Crying Greek pensioner: the story behind the heartbreaking photo

Giorgos Chatzifotiadis, 77, had visited four banks in the hope of withdrawing his wife's pension, but when the fourth bank told him "no", it all became too much and he collapsed on the floor in tears.
“I see my fellow citizens begging for a few cents to buy bread. I see more and more suicides. I am a sensitive person. I cannot stand to see my country in this situation,” says 77-year-old Giorgos Chatzifotiadis. Sakis Mitrolidis/AFP Photo
“I see my fellow citizens begging for a few cents to buy bread. I see more and more suicides. I am a sensitive person. I cannot stand to see my country in this situation,” says 77-year-old Giorgos Chatzifotiadis. Sakis Mitrolidis/AFP Photo

THESSALONIKI, GREECE // Greek retiree Giorgos Chatzifotiadis had queued up at three banks in the city of Thessaloniki on Friday in the hope of withdrawing a pension on behalf of his wife, but all in vain.

When he was told at the fourth that he could not withdraw his 120 euros (Dh489.71), it all became too much and he collapsed on the floor in tears.

The 77-year-old says he broke down because he could not stand to see his country in such distress.

“That’s why I feel so beaten, more than for my own personal problems,” Mr Chatzifotiadis said.
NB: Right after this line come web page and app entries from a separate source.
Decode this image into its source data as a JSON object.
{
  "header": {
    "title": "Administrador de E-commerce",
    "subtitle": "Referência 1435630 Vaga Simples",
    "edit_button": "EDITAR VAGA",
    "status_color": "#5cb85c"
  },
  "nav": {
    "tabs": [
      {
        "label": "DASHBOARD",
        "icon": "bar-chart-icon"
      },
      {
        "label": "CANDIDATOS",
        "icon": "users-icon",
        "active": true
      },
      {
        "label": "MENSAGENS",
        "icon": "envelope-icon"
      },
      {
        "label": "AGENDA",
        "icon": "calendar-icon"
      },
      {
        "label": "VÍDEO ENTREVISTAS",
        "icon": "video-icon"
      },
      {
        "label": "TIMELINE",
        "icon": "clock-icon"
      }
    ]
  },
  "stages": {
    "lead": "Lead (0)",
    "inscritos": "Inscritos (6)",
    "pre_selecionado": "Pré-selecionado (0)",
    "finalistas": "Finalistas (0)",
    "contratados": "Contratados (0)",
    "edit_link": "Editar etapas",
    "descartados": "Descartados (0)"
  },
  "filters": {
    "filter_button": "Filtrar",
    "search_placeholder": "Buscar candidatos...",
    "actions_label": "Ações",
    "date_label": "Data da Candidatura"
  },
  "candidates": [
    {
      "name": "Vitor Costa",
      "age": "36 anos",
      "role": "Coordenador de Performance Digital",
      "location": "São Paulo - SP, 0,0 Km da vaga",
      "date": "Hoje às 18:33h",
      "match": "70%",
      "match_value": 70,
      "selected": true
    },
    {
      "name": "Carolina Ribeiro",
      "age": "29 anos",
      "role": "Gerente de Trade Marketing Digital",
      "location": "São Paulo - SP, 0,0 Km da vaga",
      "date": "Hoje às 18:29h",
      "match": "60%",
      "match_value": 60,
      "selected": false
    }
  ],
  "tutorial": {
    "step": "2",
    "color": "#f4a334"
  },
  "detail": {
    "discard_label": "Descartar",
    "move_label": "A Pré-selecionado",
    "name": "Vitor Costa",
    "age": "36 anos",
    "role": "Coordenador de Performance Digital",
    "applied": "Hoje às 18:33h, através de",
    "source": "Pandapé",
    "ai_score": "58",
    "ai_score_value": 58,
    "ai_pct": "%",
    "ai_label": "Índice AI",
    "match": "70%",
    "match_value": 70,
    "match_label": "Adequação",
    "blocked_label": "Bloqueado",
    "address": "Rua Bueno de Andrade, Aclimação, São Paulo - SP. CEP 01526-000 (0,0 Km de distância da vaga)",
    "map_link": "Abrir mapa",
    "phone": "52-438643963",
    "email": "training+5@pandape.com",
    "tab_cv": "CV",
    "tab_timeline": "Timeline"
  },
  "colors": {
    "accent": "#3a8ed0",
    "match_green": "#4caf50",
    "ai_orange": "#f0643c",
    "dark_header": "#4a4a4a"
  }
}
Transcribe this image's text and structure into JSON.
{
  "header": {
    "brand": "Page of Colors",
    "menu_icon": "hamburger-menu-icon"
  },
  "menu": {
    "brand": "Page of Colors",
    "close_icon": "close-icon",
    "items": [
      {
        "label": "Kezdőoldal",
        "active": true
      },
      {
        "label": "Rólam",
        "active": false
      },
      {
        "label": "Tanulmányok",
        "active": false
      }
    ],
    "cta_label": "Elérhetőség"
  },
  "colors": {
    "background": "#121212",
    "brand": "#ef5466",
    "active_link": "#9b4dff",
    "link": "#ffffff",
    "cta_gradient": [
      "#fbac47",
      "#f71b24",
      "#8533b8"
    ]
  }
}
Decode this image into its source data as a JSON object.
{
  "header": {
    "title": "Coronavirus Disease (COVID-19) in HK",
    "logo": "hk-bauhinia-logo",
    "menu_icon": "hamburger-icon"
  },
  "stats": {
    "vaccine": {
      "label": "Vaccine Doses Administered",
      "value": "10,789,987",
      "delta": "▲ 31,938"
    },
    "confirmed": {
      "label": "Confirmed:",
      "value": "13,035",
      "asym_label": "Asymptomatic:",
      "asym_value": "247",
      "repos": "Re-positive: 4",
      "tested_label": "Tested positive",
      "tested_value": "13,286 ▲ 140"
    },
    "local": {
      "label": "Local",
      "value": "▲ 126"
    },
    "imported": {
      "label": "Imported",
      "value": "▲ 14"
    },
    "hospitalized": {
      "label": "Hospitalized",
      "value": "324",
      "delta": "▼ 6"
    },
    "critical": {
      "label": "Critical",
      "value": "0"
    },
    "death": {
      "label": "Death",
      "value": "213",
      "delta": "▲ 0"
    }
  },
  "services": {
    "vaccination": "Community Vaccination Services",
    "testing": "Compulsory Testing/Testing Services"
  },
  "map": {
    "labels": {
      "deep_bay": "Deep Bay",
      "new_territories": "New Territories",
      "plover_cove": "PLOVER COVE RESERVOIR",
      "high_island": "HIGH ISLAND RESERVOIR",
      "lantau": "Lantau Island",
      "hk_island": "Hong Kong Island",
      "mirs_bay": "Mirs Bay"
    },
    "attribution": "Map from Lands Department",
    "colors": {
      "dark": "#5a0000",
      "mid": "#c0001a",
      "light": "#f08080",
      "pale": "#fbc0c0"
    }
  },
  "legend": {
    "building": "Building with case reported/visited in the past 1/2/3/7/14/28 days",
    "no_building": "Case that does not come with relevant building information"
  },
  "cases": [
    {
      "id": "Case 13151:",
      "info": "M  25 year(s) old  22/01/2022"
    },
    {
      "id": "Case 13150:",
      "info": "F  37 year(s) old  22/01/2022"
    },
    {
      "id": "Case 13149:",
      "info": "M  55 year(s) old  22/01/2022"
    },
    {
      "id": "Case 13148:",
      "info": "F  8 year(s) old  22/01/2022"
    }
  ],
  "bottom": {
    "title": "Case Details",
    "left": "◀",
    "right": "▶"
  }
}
“I see my fellow citizens begging for a few cents to buy bread. I see more and more suicides. I am a sensitive person. I cannot stand to see my country in this situation.”

The image of Mr Chatzifotiadis sitting outside a bank, openly crying in despair with his savings book and identity card on the floor, was captured by a photographer illustrating how ordinary Greeks are suffering during the country’s debt crisis.

On Monday, Athens imposed capital controls and shut all banks to stem a haemorrhage of cash, but two days later allowed some branches to reopen for three days so that retirees who have no bank cards could withdraw their pensions – capped at 120 euros.

Recounting how he had gone from bank to bank in a futile attempt to collect his wife’s pension, Mr Chatzifotiadis said that when he was told at the fourth that he could not take out the money, he just collapsed.

Both he and his wife, like many Greeks in the north of the country, spent several years in Germany where Mr Chatzifotiadis says he “worked very hard”, first in a coal mine and later in a foundry.

And it is from Berlin – which is being blamed by many in Greece for its hardline stance in demanding that Athens impose more austerity measures in exchange for fresh international aid – that Mr Chatzifotiadis is receiving his wife’s pension.

“Europe and Greece have made mistakes. We must find a solution,” he said.

But Mr Chatzifotiadis feels that he can do little to change the situation – he is not even sure if he will be able to vote at Sunday’s referendum on whether to accept international creditors’ bailout conditions.

European leaders have warned that a ‘No’ vote would also mean no to the eurozone, and Greece’s subsequent exit.

Pointing out that the polling station is 80 kilometres away, Mr Chatzifotiadis said: “I have no money to go there, unless perhaps if my children would take me in their car.”

* Agence France-Presse